out of the forest. For that matter.
14 they simply acted as perfectly cdvilll
b ed working men would act under sim
"Aidians have no sense of value and
k no desire to earn money. They buy
b supplies at any price, paying for
them with large quantities of rubber.
Sand seem to have no idea of profit. It
is rather difficult to demand steady
le labor from such a type of humanity.
It Traders ha, therefore tried to em
ii ploy Chinese and Japanese laborers
and also African negroes at gathering
Id rubber. No other race, however, can
i stand life in the tropical jungle. The
A slightest exertion, even for those for
7 tunate enough to escape the Jungle
' fever, means a gradual weakening of
the organism and death.
"The tapping of rubber trees is
Sardous work, and the fitting out of
ubber tapping expeditions is a cmt*
b It enterprise. With the present moth
o10 of work. rubber trees eaa osly be
Stapped six months a year. trom Octo
* ber to December and from April to
* Jane. During January. Pebruary saE
It March continuous tropical rains eause
I all the rivers to overflow and the fto
'at becomes an uncharted swmp. All
work must cease. human beina anad
s lalnats alike must take refuge on
"Ina July. August and September the
a rubber trees shed their leaves and re
lapse into their annual slumber. Thaey
I hardly give any latex or milk at tbat
" time. and the slightest wound on their
r trunk is likely to kill them. Darlnl
Sthat period, however. rubber trees
ta can be more easily distinguished from
Sthe tropical growth which sometimes
4 hides them entirely from view, and
Sthe Indians roarn the forest locating
nb w gomales. T'hey make slow prog
l're0. for as soon as they leave the
e river bank they must travel on foot,
" carrying on their back provisions for
r several months As soon as they
have located a tree they cut down the
underbrush around it with their ma
te chete and make a notch of a special
Sdesalgn on its bark.
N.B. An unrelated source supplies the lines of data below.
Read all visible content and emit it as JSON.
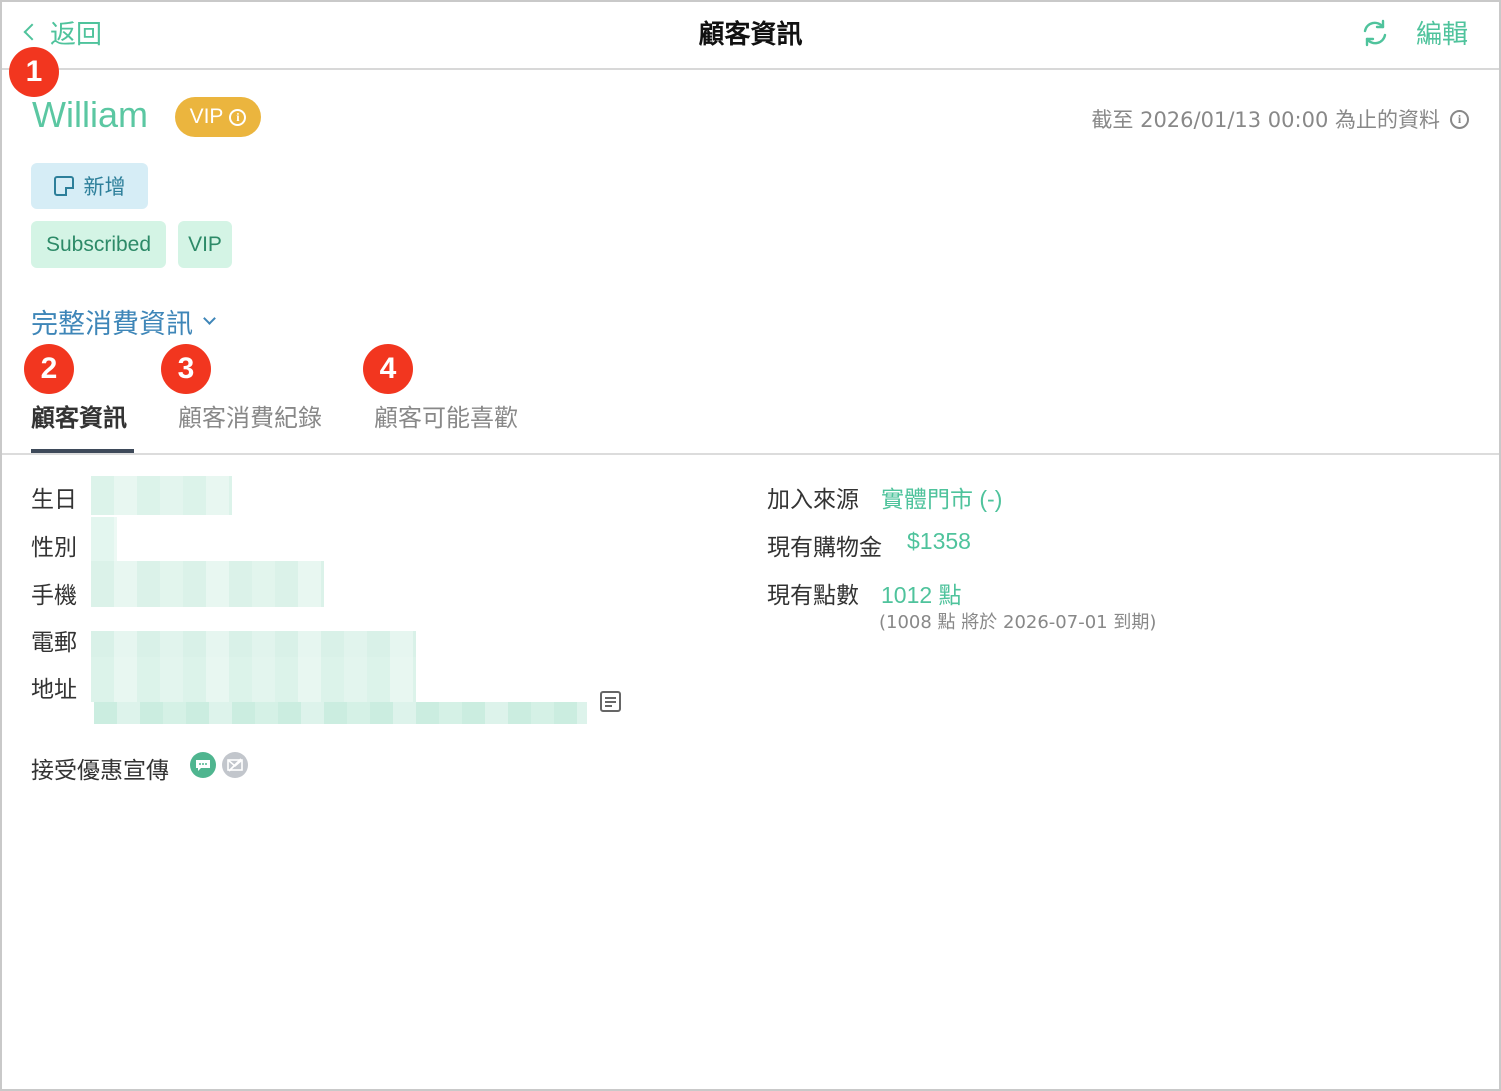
{
  "header": {
    "back_label": "返回",
    "title": "顧客資訊",
    "edit_label": "編輯",
    "refresh_icon": "refresh-icon"
  },
  "markers": [
    "1",
    "2",
    "3",
    "4"
  ],
  "customer": {
    "name": "William",
    "badge_label": "VIP",
    "data_date_text": "截至 2026/01/13 00:00 為止的資料"
  },
  "actions": {
    "add_note_label": "新增"
  },
  "tags": [
    "Subscribed",
    "VIP"
  ],
  "full_info_toggle": "完整消費資訊",
  "tabs": [
    {
      "label": "顧客資訊",
      "active": true
    },
    {
      "label": "顧客消費紀錄",
      "active": false
    },
    {
      "label": "顧客可能喜歡",
      "active": false
    }
  ],
  "profile": {
    "birthday_label": "生日",
    "gender_label": "性別",
    "phone_label": "手機",
    "email_label": "電郵",
    "address_label": "地址",
    "promo_label": "接受優惠宣傳"
  },
  "stats": {
    "source_label": "加入來源",
    "source_value": "實體門市 (-)",
    "credit_label": "現有購物金",
    "credit_value": "$1358",
    "points_label": "現有點數",
    "points_value": "1012 點",
    "points_note": "(1008 點 將於 2026-07-01 到期)"
  },
  "colors": {
    "accent_green": "#4fc39c",
    "vip_badge": "#ebb53e",
    "marker_red": "#f2361f",
    "link_blue": "#3e86b8"
  }
}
The tree thus
I- becomes the absolute and undisputed
it property of the cauchero who flnds
bospital in the valley, where he r
eoreOd. The military court whleb
trld the case at Milan. Italy, took in
rto consideration the sufferngs sad
a foImer good conduct of the soldier,
be 5 above all the refusal of his officer
Svletlim to proseeCute, and sentenaced
if COl to six moath's imprisonment
It Lgic of it
S"That cross old teachber is uas tough
"Perhaps that accounts for his pro
a* Paty for tanning bides."
SL Annual Oetpot of Dried Fruilt.
Th approximate average annual
5 omtprt of dried fruit in Cape Colony
hi reent years is stated offitcially as
folows: Aprieota, 200 tons; prunes.
* toam pearsn 12 tons; peaches. 85
St a; risinsl , 550 tons; gs. 25 tons;
twaUtt 12 tons; apples. 2% tons;
, e s 24 tons.
a The average woman asks her bus.
S df Hbe loves her in the same tonae
t tSa uasks the grocer if the eggs
ha ha a stock are nice and fresh.